The Times ran a cartoon on Thursday showing a blind President Donald Trump, wearing a skullcap, and being led around by Israeli Prime Minister Bibi Netanyahu–who is portrayed as a dog. The leash and collar on the Netanyahu dog character in the cartoon have a Star of David on it.
It mirrors literal Nazi propaganda against Jews and then British Prime Minister Winston Churchill, as some on social media have noted. The Times‘ decision to print this has come under near-universal criticism from across the media and political spectrum, and in response the Times on Saturday retracted and deleted the cartoon–issuing an editor’s note that did not include an apology.
“A political cartoon in the international print edition of The New York Times on Thursday included anti-Semitic tropes, depicting the prime minister of Israel as a guide dog with a Star of David collar leading the president of the United States, shown wearing a skullcap,” the initial editor’s note on Saturday retracting the image reads. “The image was offensive, and it was an error of judgment to publish it. It was provided by The New York Times News Service and Syndicate, which has since deleted it.”
While the Times retracted it, and said it was “an error of judgement to publish it,” its original editor’s note statement did not apologize for this. The Times also has not, as Breitbart News has already reported, been transparent with the public or its audience on how this happened or who in particular is responsible–or if multiple people were responsible–and what consequences that person or those people will face.
A Times spokeswoman, Danielle Rhoades-Ha, also did not answer when asked by Breitbart News about structural reforms that may be necessary as a result of this mistake.
|Jews leading the blind Winston Churchill.|
(A Nazi propaganda cartoon during WW2)
The New York Times has not fired or held anyone accountable for its decision to publish an antisemitic cartoon in its international edition. Yair Netanyahu, the Israeli prime minister’s son, also ripped the Times in an exclusive for Breitbart News.
Even so, despite the criticism, the Times held on for more than a full day after the initial retraction without an apology–and without any transparency about what was happening inside the newspaper and why this happened in the first place.
But now, with this latest statement on Sunday–three days after the publication of the antisemitic image and a full more than 24 hours after the initial retraction–the Times is finally openly apologizing for its actions and announcing an internal review and “significant changes” to its editorial process to come.
New York Times Opinion: We apologize for the anti-Semitic cartoon we published. Here’s our statement.
“We are deeply sorry for the publication of an anti-Semitic political cartoon last Thursday in the print edition of The New York Times that circulates outside of the United States, and we are committed to making sure nothing like this happens again,” the New York Times said in a statement.
The Times continued: “Such imagery is always dangerous, and at a time when anti-Semitism is on the rise worldwide, it’s all the more unacceptable. We have investigated how this happened and learned that, because of a faulty process, a single editor working without adequate oversight downloaded the syndicated cartoon and made the decision to include it on the Opinion page. The matter remains under review, and we are evaluating our internal processes and training. We anticipate significant changes.”

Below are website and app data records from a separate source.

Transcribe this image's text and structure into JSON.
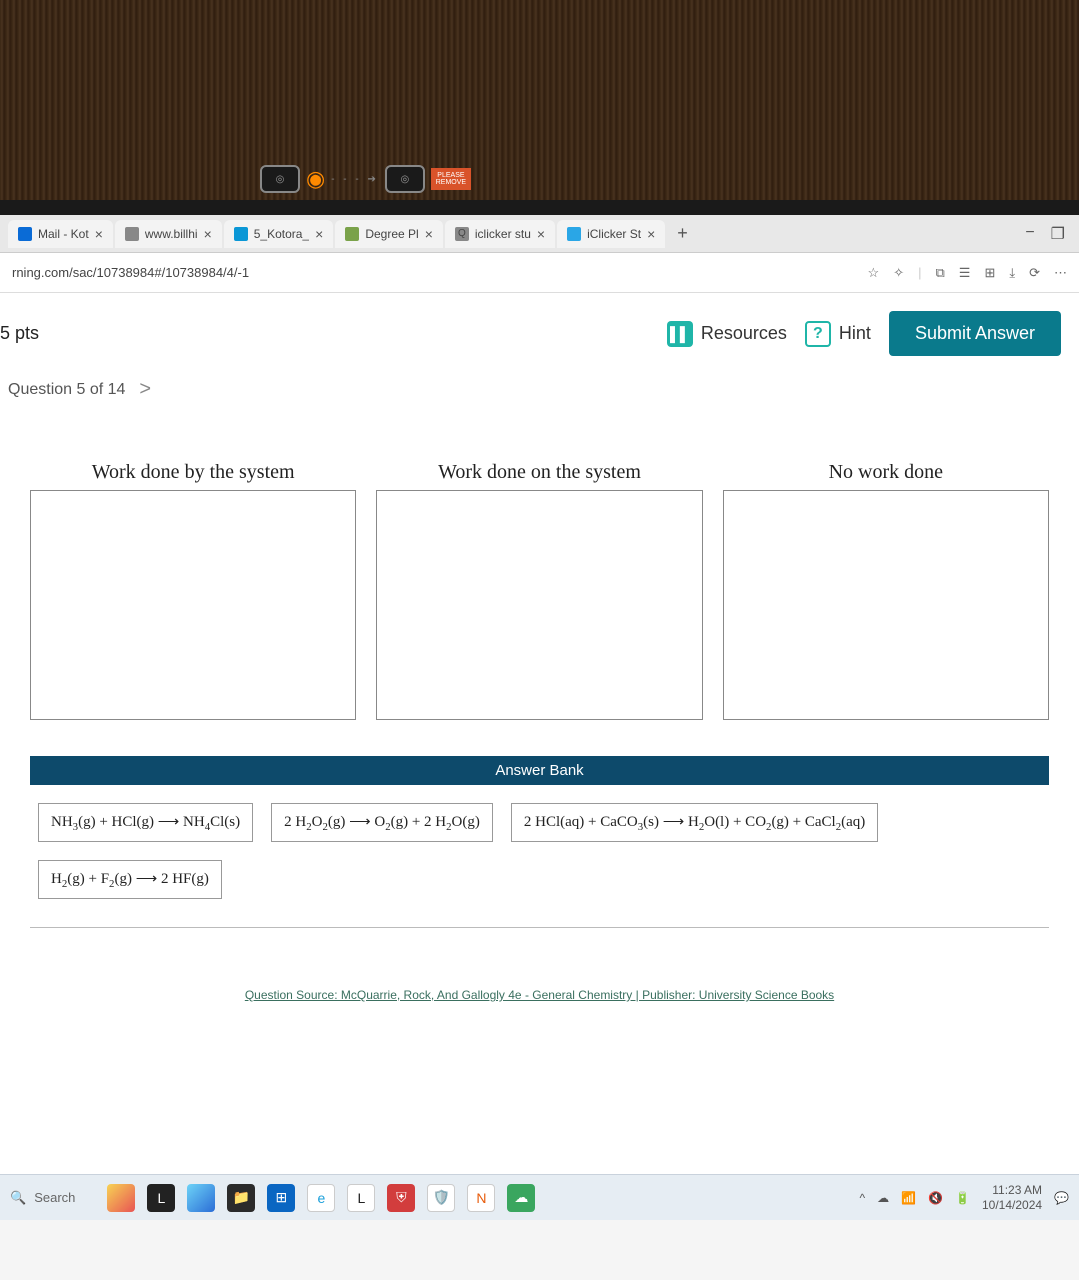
{
  "tabs": [
    {
      "label": "Mail - Kot",
      "color": "#0a6bd6"
    },
    {
      "label": "www.billhi",
      "color": "#888"
    },
    {
      "label": "5_Kotora_",
      "color": "#0a97d6"
    },
    {
      "label": "Degree Pl",
      "color": "#7aa24a"
    },
    {
      "label": "iclicker stu",
      "color": "#888"
    },
    {
      "label": "iClicker St",
      "color": "#2aa6e6"
    }
  ],
  "newtab_label": "+",
  "win": {
    "min": "−",
    "restore": "❐",
    "close": "×"
  },
  "url": "rning.com/sac/10738984#/10738984/4/-1",
  "addr_icons": {
    "star": "☆",
    "ext": "✧",
    "split": "⧉",
    "read": "☰",
    "coll": "⊞",
    "down": "⤓",
    "sync": "⟳",
    "more": "⋯"
  },
  "points_label": "5 pts",
  "resources_label": "Resources",
  "hint_label": "Hint",
  "hint_glyph": "?",
  "submit_label": "Submit Answer",
  "question_label": "Question 5 of 14",
  "chev": ">",
  "overlay_text": "PLEASE REMOVE",
  "drop_titles": {
    "by": "Work done by the system",
    "on": "Work done on the system",
    "none": "No work done"
  },
  "answer_bank_header": "Answer Bank",
  "reactions": {
    "r1_html": "NH<sub>3</sub>(g) + HCl(g) ⟶ NH<sub>4</sub>Cl(s)",
    "r2_html": "2 H<sub>2</sub>O<sub>2</sub>(g) ⟶ O<sub>2</sub>(g) + 2 H<sub>2</sub>O(g)",
    "r3_html": "2 HCl(aq) + CaCO<sub>3</sub>(s) ⟶ H<sub>2</sub>O(l) + CO<sub>2</sub>(g) + CaCl<sub>2</sub>(aq)",
    "r4_html": "H<sub>2</sub>(g) + F<sub>2</sub>(g) ⟶ 2 HF(g)"
  },
  "question_source": "Question Source: McQuarrie, Rock, And Gallogly 4e - General Chemistry  |  Publisher: University Science Books",
  "taskbar": {
    "search": "Search",
    "time": "11:23 AM",
    "date": "10/14/2024"
  }
}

The Times has still not identified who that “single editor” was who somehow made the decision, unilaterally, to publish this cartoon–or whether that person has been held accountable in any way, especially whether that person still works for the Times.
The Times has also not stated whether anyone else should have been involved in the oversight process before the issue went to print, and whether anyone dropped the ball–and it has not stated what exactly is wrong with its internal processes and what changes are coming. Rhoades-Ha has still not answered any of these questions and more.
But the fact that the Times is now apologizing after initially refusing to do so, and announcing an internal review of its editorial processes that presumably if the publication believes in journalistic integrity as it says it does would be made public in its entirety upon conclusion of the review, shows just how serious a mistake this was for the so-called newspaper of record.